In an excellent article on emotional intelligence, website ‘6 Seconds’ tells us how we can name our emotions to tame them:
“The first step in the EQ process is becoming aware of our emotions and naming them. Research posits that naming our emotions allows us to “slow down” and consider them before acting, which provides a link between emotional and cognitive processing in the prefrontal cortex (Barbey, 2012). The amygdala is a kind of reaction centre, and often causes us to overreact or choose an action that doesn’t help solve the problem we are facing. The emotional brain must be allowed to practice the skills of empathy and understanding, receive feedback from the surrounding environment, and evaluate the correctness of judgments made as a result of emotional input.”
I have noticed this working with my own children.
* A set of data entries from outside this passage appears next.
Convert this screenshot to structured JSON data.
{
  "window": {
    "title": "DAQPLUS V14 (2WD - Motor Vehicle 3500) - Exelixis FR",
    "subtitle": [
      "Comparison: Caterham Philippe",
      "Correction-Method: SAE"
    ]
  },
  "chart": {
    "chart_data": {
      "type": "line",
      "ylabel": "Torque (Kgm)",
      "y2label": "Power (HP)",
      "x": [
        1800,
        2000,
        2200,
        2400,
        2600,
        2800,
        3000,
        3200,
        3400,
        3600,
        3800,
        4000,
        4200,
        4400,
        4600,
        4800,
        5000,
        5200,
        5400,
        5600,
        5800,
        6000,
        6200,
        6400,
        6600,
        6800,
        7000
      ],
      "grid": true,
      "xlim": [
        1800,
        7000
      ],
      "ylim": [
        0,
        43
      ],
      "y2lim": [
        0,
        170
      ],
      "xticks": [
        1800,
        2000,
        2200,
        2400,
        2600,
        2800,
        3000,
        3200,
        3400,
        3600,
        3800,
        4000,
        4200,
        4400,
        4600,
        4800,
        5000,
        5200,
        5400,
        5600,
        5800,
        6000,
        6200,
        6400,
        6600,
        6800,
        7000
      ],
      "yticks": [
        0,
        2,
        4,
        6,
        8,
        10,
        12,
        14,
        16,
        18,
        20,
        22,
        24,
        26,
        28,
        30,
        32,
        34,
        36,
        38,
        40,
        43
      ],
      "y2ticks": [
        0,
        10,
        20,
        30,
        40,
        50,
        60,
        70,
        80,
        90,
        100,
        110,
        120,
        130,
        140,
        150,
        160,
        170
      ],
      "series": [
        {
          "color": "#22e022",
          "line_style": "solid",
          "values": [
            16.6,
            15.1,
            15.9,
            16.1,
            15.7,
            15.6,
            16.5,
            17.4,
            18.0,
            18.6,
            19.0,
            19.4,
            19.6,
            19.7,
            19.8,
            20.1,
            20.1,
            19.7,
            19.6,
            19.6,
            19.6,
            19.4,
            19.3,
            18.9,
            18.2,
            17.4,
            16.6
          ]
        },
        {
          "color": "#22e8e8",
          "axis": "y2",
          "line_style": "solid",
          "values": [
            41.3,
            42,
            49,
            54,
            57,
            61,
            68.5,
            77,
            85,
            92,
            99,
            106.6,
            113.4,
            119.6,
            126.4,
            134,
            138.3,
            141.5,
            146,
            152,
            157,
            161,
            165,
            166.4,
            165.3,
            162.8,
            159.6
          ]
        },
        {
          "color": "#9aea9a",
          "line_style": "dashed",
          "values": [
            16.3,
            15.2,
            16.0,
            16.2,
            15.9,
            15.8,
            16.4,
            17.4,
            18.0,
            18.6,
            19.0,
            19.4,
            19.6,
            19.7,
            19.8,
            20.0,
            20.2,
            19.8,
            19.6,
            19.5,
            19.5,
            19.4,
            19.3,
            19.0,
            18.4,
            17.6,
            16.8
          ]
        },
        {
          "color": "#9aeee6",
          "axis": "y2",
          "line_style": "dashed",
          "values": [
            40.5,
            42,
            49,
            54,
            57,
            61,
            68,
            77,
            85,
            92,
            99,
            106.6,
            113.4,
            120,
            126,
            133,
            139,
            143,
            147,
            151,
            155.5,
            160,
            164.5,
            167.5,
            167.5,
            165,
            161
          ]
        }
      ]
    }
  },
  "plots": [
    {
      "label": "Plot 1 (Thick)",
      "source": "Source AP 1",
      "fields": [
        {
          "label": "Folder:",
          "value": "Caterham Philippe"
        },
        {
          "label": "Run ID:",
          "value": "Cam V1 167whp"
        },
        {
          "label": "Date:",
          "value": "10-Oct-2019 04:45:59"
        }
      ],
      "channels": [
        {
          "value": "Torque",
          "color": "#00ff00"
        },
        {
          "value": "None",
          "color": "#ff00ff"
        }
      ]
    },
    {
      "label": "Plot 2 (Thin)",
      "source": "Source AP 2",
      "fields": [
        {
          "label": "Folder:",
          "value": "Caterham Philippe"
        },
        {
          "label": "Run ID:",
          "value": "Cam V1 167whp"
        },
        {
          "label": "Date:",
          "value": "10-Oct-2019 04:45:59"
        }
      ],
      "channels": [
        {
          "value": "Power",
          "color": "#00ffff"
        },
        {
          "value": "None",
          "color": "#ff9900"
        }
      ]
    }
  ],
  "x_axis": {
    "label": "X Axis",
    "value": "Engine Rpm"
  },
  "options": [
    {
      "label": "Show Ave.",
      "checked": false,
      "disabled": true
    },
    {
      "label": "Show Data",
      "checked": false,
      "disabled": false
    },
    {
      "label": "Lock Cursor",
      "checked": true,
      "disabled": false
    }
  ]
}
Since we have been working on emotions, they can now use the words to say “I am getting angry”, “I am really frustrated”, and are more in control of their emotions.
Books and resources to help children learn about emotions and emotional regulation:
For older children:
Starving the Anger Gremlin
References and further reading
My Stroke of Insight – Jill Bolte Taylor
The Science of ADHD – Chris Chandler
In Search of Memory – Eric Kandel
The Emotional Brain – Joseph LeDoux
Autism Discussion Page – Facebook